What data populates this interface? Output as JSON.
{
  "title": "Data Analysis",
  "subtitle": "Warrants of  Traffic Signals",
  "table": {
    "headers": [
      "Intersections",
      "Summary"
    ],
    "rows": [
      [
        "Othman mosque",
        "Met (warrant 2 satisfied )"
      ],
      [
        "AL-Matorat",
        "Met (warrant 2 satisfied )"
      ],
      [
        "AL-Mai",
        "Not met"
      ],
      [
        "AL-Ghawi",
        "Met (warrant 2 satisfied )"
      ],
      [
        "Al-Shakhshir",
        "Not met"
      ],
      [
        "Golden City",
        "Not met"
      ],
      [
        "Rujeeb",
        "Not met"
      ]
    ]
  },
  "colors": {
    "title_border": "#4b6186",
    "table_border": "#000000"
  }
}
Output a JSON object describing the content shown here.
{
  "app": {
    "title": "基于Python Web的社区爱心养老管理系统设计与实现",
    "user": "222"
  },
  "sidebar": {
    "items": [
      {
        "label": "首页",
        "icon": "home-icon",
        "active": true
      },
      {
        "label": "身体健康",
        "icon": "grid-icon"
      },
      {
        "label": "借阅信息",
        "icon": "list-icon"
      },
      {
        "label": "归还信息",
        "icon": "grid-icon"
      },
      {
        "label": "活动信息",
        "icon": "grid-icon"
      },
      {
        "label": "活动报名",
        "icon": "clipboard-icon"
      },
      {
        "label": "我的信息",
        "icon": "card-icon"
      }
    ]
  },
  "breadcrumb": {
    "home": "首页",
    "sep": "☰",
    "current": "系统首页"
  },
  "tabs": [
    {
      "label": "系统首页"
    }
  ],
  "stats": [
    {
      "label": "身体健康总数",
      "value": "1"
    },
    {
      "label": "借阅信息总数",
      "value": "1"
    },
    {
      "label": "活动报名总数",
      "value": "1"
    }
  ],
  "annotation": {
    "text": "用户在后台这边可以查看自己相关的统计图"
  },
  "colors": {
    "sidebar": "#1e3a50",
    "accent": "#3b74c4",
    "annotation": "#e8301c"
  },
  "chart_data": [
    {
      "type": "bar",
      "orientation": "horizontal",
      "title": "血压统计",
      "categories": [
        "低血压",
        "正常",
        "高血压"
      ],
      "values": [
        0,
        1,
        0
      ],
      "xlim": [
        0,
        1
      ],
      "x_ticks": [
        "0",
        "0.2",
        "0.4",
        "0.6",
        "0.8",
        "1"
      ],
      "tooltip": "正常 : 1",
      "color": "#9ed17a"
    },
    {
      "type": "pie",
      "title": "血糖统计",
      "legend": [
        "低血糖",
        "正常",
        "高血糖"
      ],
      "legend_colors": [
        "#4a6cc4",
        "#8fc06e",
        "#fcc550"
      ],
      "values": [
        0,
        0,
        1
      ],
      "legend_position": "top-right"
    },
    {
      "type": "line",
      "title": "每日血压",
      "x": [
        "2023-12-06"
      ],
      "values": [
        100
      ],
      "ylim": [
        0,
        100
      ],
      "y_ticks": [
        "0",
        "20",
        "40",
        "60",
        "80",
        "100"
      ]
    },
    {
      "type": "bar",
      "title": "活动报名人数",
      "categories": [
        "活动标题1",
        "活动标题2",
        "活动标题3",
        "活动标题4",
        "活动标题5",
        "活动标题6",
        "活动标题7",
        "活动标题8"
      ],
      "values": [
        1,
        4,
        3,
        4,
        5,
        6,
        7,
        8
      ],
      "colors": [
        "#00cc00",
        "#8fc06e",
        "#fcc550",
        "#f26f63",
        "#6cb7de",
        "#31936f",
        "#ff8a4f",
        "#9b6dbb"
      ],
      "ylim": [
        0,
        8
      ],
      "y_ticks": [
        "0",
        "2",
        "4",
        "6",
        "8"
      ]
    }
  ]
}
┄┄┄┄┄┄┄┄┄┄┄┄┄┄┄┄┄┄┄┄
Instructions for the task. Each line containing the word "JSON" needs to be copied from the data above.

Exercise solution.
What data populates this interface? Output as JSON.
Output a JSON object describing the content shown here.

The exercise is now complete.